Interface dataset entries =
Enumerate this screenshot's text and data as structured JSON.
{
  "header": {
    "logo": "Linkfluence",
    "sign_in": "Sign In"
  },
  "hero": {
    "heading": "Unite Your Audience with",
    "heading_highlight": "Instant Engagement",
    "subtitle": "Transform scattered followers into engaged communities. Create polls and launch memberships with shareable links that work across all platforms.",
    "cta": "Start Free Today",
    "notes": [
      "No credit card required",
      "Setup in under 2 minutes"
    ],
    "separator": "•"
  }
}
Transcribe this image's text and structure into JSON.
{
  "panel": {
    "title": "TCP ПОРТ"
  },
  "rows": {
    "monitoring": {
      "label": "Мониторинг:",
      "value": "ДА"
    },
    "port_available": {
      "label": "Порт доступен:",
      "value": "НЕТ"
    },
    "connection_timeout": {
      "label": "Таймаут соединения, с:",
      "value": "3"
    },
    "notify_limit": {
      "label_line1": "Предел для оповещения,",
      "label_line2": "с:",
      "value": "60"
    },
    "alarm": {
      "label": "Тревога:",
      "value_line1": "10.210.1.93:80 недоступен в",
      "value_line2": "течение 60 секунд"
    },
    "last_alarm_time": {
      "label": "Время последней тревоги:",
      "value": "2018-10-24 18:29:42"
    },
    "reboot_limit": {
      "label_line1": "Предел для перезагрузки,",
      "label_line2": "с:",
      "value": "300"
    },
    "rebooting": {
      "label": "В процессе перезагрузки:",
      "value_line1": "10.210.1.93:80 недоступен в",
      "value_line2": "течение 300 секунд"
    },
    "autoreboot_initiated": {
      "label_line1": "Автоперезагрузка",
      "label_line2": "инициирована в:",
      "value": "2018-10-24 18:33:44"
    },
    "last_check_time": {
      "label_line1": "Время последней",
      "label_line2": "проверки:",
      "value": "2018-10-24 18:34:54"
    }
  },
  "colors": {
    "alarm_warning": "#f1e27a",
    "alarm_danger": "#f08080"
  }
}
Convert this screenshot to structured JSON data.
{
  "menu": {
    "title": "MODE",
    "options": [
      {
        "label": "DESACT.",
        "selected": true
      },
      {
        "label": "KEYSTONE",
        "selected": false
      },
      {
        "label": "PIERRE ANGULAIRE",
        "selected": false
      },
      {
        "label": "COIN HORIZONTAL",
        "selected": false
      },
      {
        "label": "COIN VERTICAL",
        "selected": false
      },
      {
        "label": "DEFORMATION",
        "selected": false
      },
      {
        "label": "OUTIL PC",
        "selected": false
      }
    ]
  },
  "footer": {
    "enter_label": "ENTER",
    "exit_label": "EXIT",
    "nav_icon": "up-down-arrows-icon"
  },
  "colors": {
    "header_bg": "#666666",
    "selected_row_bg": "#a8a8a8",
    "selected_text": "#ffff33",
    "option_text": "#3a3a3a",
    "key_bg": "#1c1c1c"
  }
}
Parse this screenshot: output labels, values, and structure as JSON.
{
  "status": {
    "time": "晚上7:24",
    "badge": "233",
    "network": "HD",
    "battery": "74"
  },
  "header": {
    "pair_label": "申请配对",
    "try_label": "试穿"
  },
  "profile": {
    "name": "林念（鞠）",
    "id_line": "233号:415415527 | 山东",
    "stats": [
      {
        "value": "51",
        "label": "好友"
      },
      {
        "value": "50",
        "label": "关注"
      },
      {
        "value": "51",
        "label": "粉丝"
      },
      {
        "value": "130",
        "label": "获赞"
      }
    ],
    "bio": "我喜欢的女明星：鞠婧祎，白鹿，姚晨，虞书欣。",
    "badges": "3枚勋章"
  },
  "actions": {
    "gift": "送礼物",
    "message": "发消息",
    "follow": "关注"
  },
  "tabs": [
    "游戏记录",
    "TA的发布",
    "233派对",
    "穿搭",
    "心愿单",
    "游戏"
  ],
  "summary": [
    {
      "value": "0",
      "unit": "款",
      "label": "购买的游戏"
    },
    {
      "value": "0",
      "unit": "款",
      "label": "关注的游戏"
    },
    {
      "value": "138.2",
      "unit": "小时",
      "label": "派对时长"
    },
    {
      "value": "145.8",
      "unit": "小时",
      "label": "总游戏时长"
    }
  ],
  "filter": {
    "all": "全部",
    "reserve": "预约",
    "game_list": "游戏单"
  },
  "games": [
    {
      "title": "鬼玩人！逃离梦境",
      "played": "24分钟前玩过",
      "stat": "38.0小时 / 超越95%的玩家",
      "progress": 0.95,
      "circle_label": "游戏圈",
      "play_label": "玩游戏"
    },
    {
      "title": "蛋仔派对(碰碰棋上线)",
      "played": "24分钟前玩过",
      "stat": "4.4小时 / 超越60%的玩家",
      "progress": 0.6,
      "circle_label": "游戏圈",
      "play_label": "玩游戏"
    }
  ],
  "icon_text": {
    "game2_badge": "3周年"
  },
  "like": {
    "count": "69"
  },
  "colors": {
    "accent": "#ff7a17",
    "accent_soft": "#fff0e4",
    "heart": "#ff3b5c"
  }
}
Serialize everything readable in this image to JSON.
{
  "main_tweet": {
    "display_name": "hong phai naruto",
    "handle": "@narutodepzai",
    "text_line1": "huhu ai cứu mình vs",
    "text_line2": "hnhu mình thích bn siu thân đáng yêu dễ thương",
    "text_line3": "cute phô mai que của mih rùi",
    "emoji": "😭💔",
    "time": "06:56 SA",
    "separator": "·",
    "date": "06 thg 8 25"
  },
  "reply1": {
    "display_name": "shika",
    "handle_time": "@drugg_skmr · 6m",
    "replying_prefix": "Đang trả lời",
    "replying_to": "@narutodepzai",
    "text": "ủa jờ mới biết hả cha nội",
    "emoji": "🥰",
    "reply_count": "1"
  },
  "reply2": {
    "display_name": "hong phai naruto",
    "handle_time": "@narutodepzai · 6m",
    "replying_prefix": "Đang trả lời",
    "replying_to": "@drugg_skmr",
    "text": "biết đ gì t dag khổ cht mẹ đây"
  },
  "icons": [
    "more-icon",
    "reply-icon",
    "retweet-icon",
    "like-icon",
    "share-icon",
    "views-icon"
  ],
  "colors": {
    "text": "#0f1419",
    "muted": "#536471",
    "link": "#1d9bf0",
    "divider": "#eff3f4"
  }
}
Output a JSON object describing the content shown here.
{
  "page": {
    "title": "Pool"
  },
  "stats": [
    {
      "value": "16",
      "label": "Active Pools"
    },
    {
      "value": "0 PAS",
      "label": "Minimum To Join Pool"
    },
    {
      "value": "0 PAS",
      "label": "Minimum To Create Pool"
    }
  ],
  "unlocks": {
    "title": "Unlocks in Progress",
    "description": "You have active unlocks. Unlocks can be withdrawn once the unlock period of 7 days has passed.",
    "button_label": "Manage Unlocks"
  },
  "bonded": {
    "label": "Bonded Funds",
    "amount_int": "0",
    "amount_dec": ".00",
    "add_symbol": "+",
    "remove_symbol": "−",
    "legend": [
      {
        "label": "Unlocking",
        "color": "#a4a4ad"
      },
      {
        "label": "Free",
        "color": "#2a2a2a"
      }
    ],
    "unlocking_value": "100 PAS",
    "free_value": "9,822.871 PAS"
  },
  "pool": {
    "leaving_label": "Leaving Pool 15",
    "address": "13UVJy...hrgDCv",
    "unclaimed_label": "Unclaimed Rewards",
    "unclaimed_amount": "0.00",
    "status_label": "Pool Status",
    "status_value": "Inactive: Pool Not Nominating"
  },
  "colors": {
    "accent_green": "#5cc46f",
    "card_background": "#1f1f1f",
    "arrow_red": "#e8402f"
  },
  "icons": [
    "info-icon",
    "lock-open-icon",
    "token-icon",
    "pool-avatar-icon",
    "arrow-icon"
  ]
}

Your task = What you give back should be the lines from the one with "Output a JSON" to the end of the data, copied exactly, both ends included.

Response box =
Output a JSON object describing the content shown here.
{
  "page": {
    "title": "Pool"
  },
  "stats": [
    {
      "value": "16",
      "label": "Active Pools"
    },
    {
      "value": "0 PAS",
      "label": "Minimum To Join Pool"
    },
    {
      "value": "0 PAS",
      "label": "Minimum To Create Pool"
    }
  ],
  "unlocks": {
    "title": "Unlocks in Progress",
    "description": "You have active unlocks. Unlocks can be withdrawn once the unlock period of 7 days has passed.",
    "button_label": "Manage Unlocks"
  },
  "bonded": {
    "label": "Bonded Funds",
    "amount_int": "0",
    "amount_dec": ".00",
    "add_symbol": "+",
    "remove_symbol": "−",
    "legend": [
      {
        "label": "Unlocking",
        "color": "#a4a4ad"
      },
      {
        "label": "Free",
        "color": "#2a2a2a"
      }
    ],
    "unlocking_value": "100 PAS",
    "free_value": "9,822.871 PAS"
  },
  "pool": {
    "leaving_label": "Leaving Pool 15",
    "address": "13UVJy...hrgDCv",
    "unclaimed_label": "Unclaimed Rewards",
    "unclaimed_amount": "0.00",
    "status_label": "Pool Status",
    "status_value": "Inactive: Pool Not Nominating"
  },
  "colors": {
    "accent_green": "#5cc46f",
    "card_background": "#1f1f1f",
    "arrow_red": "#e8402f"
  },
  "icons": [
    "info-icon",
    "lock-open-icon",
    "token-icon",
    "pool-avatar-icon",
    "arrow-icon"
  ]
}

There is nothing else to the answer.